(Recorded data)
+ + +
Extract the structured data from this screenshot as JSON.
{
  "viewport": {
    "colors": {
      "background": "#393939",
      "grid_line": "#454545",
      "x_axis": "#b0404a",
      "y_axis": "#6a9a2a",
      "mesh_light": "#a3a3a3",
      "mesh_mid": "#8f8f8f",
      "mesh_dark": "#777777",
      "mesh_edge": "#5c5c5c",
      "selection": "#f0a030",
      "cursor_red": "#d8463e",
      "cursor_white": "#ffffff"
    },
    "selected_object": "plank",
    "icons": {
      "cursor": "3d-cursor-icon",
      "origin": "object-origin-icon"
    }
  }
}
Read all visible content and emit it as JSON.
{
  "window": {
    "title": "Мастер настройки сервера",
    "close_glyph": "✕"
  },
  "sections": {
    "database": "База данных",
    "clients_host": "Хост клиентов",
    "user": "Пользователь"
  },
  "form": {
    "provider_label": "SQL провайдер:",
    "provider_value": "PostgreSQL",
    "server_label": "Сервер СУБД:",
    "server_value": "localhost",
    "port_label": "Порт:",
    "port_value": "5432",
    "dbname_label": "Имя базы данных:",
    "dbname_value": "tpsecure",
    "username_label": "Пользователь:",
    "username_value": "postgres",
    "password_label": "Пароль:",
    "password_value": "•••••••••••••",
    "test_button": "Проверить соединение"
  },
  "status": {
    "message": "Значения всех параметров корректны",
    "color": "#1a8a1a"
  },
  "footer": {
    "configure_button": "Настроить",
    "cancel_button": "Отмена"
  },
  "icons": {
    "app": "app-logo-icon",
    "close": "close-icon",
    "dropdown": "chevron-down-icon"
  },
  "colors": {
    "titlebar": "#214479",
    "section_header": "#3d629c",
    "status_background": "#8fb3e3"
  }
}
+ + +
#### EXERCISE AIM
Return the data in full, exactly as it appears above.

#### ANSWER SPACE
Extract the structured data from this screenshot as JSON.
{
  "viewport": {
    "colors": {
      "background": "#393939",
      "grid_line": "#454545",
      "x_axis": "#b0404a",
      "y_axis": "#6a9a2a",
      "mesh_light": "#a3a3a3",
      "mesh_mid": "#8f8f8f",
      "mesh_dark": "#777777",
      "mesh_edge": "#5c5c5c",
      "selection": "#f0a030",
      "cursor_red": "#d8463e",
      "cursor_white": "#ffffff"
    },
    "selected_object": "plank",
    "icons": {
      "cursor": "3d-cursor-icon",
      "origin": "object-origin-icon"
    }
  }
}
Read all visible content and emit it as JSON.
{
  "window": {
    "title": "Мастер настройки сервера",
    "close_glyph": "✕"
  },
  "sections": {
    "database": "База данных",
    "clients_host": "Хост клиентов",
    "user": "Пользователь"
  },
  "form": {
    "provider_label": "SQL провайдер:",
    "provider_value": "PostgreSQL",
    "server_label": "Сервер СУБД:",
    "server_value": "localhost",
    "port_label": "Порт:",
    "port_value": "5432",
    "dbname_label": "Имя базы данных:",
    "dbname_value": "tpsecure",
    "username_label": "Пользователь:",
    "username_value": "postgres",
    "password_label": "Пароль:",
    "password_value": "•••••••••••••",
    "test_button": "Проверить соединение"
  },
  "status": {
    "message": "Значения всех параметров корректны",
    "color": "#1a8a1a"
  },
  "footer": {
    "configure_button": "Настроить",
    "cancel_button": "Отмена"
  },
  "icons": {
    "app": "app-logo-icon",
    "close": "close-icon",
    "dropdown": "chevron-down-icon"
  },
  "colors": {
    "titlebar": "#214479",
    "section_header": "#3d629c",
    "status_background": "#8fb3e3"
  }
}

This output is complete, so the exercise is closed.